Commentary: The perils of mythmaking
[...] Democrats cannot capture the presidency or either branch of Congress by lurching leftward. A candidate in the AOC/BS mold would be a hero in New York, California and Massachusetts — and a disaster in states like Michigan, Pennsylvania and Wisconsin, which handed Trump the presidency in 2016 and will be critical again next year.
Ed Rendell, the former governor of Pennsylvania, stressed this point to The New York Times: “The more we have presidential candidates or newly elected congresspeople talking about the Green New Deal, talking about ‘Medicare-for-all,’ talking about socialism, the more that plays into the Trump campaign’s hands.”
Christopher Borick, a political scientist at Muhlenberg College in Allentown, Pennsylvania, added: “If you want to lock up Pennsylvania for a Democrat, the more moderate Democrats are the key.”

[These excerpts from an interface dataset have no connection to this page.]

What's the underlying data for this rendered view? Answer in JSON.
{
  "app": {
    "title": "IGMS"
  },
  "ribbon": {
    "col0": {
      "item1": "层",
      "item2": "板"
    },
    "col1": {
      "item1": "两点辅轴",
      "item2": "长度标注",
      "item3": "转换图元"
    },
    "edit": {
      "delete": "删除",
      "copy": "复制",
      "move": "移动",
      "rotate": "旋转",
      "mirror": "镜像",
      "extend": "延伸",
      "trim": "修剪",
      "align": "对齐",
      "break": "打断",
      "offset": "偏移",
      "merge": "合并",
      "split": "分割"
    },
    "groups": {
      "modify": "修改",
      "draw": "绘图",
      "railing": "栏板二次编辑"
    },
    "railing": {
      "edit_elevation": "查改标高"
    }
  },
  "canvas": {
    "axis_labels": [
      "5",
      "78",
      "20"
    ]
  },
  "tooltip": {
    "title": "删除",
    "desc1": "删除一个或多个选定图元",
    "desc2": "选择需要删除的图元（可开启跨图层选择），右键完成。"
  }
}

The numbers support them. A Gallup poll in January reported that 35 percent of Americans call themselves conservatives, the same number that identify as moderates. Only 26 percent are self-described liberals, the same portion who chose that label in 2016 exit polls.
It’s true that within the Democrats’ ranks, the percentage of liberals is rising, hitting 51 percent this year according to Gallup. But pragmatists still dominate the party. Fifty-four percent of Democrats and Democratic-leaning independents want the party to “move closer to the center” while 41 percent “would rather it shift further left.”
The same tension between purists and pragmatists is playing out in the House, where the AOC types are calling for the rapid impeachment of the president. But Democratic leaders are taking a much slower approach, with Rep. Jerrold Nadler, chairman of the Judiciary Committee, insisting that impeachment must meet a “very high bar.”
“If you’re serious about removing a president from office, what you’re really doing is overturning the result of the last election,” Nadler told Roll Call in November. “You don’t want to have a situation where you tear this country apart, and for the next 30 years half the country’s saying, ‘We won the election; you stole it.’”
That’s why Democrats should be focusing on the next election, not impeachment. No president has ever been removed through impeachment (although Richard Nixon probably would have been the first, had he not resigned). The bar is and should be “very high.” [...]
Read the whole thing. It explains so much. Good advice, and like much good advice, will probably be ignored. Elections are about demographics, and numbers. If Democrats insist on letting the most leftist and shrill among them lead their party, they will lose again.
How can Republicans defend Trump? Because of the Clintons